* Exercise instructions: Retype each entry below, keeping every character the same.

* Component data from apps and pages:
- Opening Delimiter -
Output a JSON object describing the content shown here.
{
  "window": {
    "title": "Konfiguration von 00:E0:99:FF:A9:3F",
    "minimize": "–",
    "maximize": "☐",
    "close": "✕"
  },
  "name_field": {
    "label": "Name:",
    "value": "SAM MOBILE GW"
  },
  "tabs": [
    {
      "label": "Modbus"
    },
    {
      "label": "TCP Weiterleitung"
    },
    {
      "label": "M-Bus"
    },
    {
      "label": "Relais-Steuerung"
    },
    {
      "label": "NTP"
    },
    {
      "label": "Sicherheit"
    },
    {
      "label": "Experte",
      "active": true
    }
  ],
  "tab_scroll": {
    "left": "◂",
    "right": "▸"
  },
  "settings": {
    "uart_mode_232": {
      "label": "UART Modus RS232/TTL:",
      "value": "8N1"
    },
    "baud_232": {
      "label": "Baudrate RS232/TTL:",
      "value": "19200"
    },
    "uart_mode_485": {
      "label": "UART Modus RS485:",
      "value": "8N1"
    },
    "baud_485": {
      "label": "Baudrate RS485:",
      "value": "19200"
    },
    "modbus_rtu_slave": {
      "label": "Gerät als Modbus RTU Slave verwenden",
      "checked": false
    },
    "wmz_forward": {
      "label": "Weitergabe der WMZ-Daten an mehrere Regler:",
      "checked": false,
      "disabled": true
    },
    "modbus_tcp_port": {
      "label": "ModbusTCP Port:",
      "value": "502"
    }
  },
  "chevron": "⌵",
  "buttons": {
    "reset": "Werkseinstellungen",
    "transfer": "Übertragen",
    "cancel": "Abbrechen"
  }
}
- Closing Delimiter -
* Task answer:
Output a JSON object describing the content shown here.
{
  "window": {
    "title": "Konfiguration von 00:E0:99:FF:A9:3F",
    "minimize": "–",
    "maximize": "☐",
    "close": "✕"
  },
  "name_field": {
    "label": "Name:",
    "value": "SAM MOBILE GW"
  },
  "tabs": [
    {
      "label": "Modbus"
    },
    {
      "label": "TCP Weiterleitung"
    },
    {
      "label": "M-Bus"
    },
    {
      "label": "Relais-Steuerung"
    },
    {
      "label": "NTP"
    },
    {
      "label": "Sicherheit"
    },
    {
      "label": "Experte",
      "active": true
    }
  ],
  "tab_scroll": {
    "left": "◂",
    "right": "▸"
  },
  "settings": {
    "uart_mode_232": {
      "label": "UART Modus RS232/TTL:",
      "value": "8N1"
    },
    "baud_232": {
      "label": "Baudrate RS232/TTL:",
      "value": "19200"
    },
    "uart_mode_485": {
      "label": "UART Modus RS485:",
      "value": "8N1"
    },
    "baud_485": {
      "label": "Baudrate RS485:",
      "value": "19200"
    },
    "modbus_rtu_slave": {
      "label": "Gerät als Modbus RTU Slave verwenden",
      "checked": false
    },
    "wmz_forward": {
      "label": "Weitergabe der WMZ-Daten an mehrere Regler:",
      "checked": false,
      "disabled": true
    },
    "modbus_tcp_port": {
      "label": "ModbusTCP Port:",
      "value": "502"
    }
  },
  "chevron": "⌵",
  "buttons": {
    "reset": "Werkseinstellungen",
    "transfer": "Übertragen",
    "cancel": "Abbrechen"
  }
}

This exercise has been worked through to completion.